"Someone could come back and say, 'but bariatric surgery improved my life; I was less likely to have a heart attack.' Some studies have shown those kinds of things," Weiner says. But this study didn't address those issues.
"We didn't measure the quality side of the equation," he says. All they looked at was whether the $29,000 cost of the surgery (in 2005 dollars) was made up in lower costs during the ensuing six years. "It does not suggest that the cost for that surgery is made up in savings after the surgery." The cost of the index bariatric procedure was not included in the calculations.
The study's examination of cost data, Weiner says, indicates that patients in the surgical group did lose weight, and did get healthier. But in time, they put weight back on, and costs "may creep back up over time."
Bariatric surgery is performed in about 200,000 patients a year, ostensibly to improve quality of life and reduce risk of heart and metabolic disease. An estimated $168 billion, or 15.5% of the nation's healthcare expenditures, are spent annually to treat obesity and its associated comorbidities.
Weiner says that knowing the surgery doesn't lower healthcare costs can be useful for organizations, public or private payers, or health systems that develop guidelines for providing bariatric surgery. "I don't think it will really impact any doctor or patient for their immediate decision on whether or not they should get surgery.
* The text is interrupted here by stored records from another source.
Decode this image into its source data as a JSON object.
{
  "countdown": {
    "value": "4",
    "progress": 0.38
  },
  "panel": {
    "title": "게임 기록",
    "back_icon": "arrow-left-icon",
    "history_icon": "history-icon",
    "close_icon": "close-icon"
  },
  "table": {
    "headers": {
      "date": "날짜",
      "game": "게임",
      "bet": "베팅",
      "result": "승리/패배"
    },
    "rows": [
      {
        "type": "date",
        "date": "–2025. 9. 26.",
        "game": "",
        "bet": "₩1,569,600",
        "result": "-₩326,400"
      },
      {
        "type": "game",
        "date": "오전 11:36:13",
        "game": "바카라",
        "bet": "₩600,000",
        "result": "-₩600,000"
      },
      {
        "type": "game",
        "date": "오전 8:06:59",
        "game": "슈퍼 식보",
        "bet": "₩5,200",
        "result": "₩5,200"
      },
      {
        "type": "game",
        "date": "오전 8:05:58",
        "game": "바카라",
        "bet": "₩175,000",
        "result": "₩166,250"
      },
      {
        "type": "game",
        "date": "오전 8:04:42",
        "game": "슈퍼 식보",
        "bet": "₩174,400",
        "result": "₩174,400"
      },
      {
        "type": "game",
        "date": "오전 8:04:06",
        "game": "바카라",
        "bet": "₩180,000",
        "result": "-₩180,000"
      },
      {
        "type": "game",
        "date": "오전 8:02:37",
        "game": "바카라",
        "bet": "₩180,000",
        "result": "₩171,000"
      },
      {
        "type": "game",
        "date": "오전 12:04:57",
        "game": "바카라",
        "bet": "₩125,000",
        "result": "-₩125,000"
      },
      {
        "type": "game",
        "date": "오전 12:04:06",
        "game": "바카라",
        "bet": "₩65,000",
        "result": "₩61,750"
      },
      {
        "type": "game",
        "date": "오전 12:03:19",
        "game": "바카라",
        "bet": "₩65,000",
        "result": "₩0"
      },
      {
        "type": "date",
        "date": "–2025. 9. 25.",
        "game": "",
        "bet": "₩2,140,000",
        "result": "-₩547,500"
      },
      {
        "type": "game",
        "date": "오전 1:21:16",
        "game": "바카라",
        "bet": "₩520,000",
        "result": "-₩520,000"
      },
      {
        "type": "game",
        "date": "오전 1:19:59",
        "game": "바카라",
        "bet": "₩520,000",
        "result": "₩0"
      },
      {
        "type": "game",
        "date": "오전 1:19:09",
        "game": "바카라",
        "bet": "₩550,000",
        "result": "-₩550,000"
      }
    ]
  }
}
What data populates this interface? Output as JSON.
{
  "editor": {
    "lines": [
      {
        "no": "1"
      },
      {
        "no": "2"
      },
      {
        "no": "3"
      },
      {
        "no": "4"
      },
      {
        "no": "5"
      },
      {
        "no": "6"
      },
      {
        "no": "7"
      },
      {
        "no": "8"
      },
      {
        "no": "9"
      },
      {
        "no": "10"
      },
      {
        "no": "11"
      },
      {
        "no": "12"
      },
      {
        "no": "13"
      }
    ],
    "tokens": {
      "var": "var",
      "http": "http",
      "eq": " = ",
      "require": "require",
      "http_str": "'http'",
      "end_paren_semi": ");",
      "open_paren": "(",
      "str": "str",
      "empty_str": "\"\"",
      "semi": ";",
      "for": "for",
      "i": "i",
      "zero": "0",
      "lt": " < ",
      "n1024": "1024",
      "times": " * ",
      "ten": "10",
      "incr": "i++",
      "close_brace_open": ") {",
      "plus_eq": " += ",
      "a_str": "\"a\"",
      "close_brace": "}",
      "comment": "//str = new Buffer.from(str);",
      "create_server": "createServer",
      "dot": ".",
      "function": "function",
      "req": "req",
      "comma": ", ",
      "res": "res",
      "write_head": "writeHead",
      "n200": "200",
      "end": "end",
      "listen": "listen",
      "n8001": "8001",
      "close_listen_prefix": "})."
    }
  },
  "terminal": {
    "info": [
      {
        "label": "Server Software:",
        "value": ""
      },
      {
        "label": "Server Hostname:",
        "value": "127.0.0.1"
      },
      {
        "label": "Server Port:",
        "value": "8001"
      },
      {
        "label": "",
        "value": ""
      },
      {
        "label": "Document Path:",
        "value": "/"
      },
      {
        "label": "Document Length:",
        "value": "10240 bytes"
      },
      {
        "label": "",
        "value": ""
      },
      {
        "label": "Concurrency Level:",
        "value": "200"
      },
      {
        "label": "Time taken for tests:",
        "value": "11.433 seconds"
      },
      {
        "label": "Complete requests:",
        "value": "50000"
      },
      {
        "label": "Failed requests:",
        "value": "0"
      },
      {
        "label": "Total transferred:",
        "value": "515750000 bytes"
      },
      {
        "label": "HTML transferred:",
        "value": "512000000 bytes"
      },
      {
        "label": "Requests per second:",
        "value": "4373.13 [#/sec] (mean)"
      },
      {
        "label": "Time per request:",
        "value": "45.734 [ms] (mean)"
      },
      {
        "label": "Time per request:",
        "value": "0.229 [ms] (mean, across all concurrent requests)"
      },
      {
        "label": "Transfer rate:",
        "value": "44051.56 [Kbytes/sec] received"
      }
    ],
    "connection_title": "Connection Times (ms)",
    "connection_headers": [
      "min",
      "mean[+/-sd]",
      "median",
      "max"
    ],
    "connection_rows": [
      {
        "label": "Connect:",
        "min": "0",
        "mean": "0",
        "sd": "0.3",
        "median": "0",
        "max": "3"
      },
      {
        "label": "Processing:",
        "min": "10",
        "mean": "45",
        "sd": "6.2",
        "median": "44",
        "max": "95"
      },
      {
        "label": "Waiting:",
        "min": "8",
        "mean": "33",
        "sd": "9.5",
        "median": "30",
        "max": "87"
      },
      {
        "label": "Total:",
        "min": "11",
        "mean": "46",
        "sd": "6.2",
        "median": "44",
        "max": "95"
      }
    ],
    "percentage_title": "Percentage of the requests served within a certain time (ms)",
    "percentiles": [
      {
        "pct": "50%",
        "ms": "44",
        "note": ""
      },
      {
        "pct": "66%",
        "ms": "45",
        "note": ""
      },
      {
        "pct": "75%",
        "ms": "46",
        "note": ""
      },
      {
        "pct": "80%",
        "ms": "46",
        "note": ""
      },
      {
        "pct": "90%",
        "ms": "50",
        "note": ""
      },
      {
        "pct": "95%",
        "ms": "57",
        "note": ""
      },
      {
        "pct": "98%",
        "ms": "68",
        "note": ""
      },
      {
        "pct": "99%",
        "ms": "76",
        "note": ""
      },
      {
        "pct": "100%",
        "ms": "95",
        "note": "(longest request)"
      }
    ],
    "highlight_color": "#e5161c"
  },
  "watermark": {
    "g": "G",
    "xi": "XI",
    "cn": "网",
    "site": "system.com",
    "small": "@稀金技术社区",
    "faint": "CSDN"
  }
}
But it does add to our knowledge base of the long-term trade-off of a major medical procedure."